Implementing coach Matt Nagy’s offense was the main objective of the Bears’ training camp and preseason, but the overall theme clearly was “Don’t get anybody hurt.”
Only three projected starters played in the fourth preseason game against the Chiefs on Saturday. Two of them are in position battles — Eric Kush vs. James Daniels at left guard; Jonathan Bullard vs. Roy Robertson-Harris at defensive end. The other starter — inside linebacker Nick Kwiatkoski — eventually figures to give way to rookie Roquan Smith.
It will be the same deal in the preseason finale against the Bills on Thursday night at Soldier Field. Not even backup quarterback Chase Daniel was worth risking.
It’s hard to predict what Mitch Trubisky and the offense will look like in the regular season, but Nagy seems equally concerned with winning the war of attrition. As it stands, the Bears figure to head into Week 1 nearly at full strength, with outside linebacker Leonard Floyd expected to play with a club on his broken right hand.
So much of success in the NFL is about surviving, with a good chunk of luck involved. Like any team, the Bears are more vulnerable at some spots than others. Tight end Adam Shaheen’s loss can be much more easily absorbed than Floyd’s.
With that in mind, here are the 10 players the Bears can least afford to lose heading into the 2018 season — a measurement of not only their ability, but what the Bears have behind them.
1 Mitch Trubisky, QB — Obviously, the Bears can’t lose the player the entire offseason has been built around. Daniel looked more comfortable running Nagy’s offense against the Chiefs than Trubisky has, but until further notice, this season is about Trubisky’s growth more than his performance.
2 Leonard Floyd, OLB — The 2016 first-round pick is the Bears’ second-best havoc-wreaker behind Akiem Hicks, with the potential for a breakout season. And there is little proven edge-rushing production behind him.
3 Akiem Hicks, DE — He’s a Pro Bowl-caliber player. His 8½ sacks last year don’t illustrate the consistent impact he makes. Bullard, Robertson-Harris and even rookie defensive tackle Bilal Nichols have potential but aren’t close to Hicks.
4 Jordan Howard, RB — His impact in Nagy’s/Andy Reid’s offense often is overlooked. Though Tarik Cohen is a weapon and Benny Cunningham a dependable pro, neither could duplicate what Howard brings.
5 Charles Leno, LT — He still needs to take a big step to be the anchor the Bears think he is, but he’s trending that way. The only players on the roster with starting experience at tackle are Bradley Sowell (21 starts), who is injured, and Kyle Long, who is locked in at guard.

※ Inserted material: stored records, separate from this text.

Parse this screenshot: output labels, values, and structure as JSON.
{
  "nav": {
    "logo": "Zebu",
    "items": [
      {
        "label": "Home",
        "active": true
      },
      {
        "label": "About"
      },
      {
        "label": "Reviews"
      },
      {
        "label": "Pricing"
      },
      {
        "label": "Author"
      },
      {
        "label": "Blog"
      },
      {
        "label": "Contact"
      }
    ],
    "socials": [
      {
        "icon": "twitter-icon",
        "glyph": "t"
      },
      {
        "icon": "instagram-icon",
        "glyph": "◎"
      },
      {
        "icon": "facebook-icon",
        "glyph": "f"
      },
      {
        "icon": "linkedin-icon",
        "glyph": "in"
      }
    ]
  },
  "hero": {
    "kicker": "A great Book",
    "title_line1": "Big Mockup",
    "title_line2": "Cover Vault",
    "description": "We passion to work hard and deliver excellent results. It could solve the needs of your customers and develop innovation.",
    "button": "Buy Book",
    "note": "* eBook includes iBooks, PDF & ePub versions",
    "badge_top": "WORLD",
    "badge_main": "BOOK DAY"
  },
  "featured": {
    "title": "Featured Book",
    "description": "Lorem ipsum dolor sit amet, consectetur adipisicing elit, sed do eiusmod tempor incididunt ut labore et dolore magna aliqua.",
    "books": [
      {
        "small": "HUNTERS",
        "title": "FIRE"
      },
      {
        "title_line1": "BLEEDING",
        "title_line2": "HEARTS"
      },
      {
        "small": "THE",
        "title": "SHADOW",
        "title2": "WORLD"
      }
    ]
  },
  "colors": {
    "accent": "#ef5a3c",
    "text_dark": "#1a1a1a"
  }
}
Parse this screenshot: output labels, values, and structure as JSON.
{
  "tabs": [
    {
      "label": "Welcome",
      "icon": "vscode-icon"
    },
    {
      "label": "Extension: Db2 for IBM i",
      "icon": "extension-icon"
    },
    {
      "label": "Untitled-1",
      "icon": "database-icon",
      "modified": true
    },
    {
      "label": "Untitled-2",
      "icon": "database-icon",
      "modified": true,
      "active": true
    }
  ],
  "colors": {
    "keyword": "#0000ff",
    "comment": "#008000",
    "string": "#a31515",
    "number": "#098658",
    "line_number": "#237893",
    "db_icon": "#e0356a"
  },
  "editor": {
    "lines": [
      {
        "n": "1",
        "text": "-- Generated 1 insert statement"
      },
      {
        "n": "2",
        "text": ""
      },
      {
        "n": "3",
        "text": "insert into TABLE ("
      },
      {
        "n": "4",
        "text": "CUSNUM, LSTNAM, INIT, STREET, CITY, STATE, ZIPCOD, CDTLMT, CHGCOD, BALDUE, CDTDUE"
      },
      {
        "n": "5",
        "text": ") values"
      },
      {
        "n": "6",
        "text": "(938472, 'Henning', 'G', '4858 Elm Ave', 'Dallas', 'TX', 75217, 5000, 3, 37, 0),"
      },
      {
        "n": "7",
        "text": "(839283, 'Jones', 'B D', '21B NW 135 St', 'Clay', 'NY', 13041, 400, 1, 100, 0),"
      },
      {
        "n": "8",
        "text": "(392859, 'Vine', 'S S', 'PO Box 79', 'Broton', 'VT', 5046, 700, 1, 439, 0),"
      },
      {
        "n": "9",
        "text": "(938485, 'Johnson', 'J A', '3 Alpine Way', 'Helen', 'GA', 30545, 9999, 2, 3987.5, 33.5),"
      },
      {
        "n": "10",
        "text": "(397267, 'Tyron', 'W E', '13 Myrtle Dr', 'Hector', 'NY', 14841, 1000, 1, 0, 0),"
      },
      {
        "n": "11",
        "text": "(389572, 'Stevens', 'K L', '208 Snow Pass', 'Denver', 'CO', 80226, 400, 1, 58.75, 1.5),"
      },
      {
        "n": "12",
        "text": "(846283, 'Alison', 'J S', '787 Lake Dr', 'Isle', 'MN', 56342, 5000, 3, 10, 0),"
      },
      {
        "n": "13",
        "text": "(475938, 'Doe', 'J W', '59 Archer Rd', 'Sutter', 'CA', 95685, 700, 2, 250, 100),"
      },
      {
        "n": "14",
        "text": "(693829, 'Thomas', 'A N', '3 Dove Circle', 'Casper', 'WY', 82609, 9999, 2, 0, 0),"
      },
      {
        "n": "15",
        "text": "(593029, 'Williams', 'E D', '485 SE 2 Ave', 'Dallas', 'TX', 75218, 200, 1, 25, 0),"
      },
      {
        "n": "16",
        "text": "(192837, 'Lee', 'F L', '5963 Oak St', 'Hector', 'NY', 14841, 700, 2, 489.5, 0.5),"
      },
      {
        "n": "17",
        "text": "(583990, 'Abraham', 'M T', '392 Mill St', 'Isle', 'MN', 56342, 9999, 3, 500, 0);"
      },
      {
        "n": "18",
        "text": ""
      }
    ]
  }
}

6 Kyle Long, G — The Bears have depth in the interior line, but if Long isn’t healthy or if he’s not as good as he was in his first two seasons, that would be a huge hole for Kush or Daniels to fill.
7 Eddie Goldman, NT — His impact is hard to quantify, and he also has an expectation of growth this season. John Jenkins is the backup, but Nichols shows potential.
8 Trey Burton, TE — Early indications are that Burton will have a role the rest of the Bears’ tight ends will struggle to duplicate. Shaheen’s injury could have an impact on the depth at tight end.
9 Danny Trevathan, ILB — Smith could soon replace him on this list — and at a higher spot. But with Smith’s slow start, Trevathan’s production, leadership and experience would be tough to replace.
10 Allen Robinson, WR — Played only 11 preseason snaps with no receptions, but unless rookie Anthony Miller is a revelation in the regular season, Robinson is the Bears’ best downfield weapon.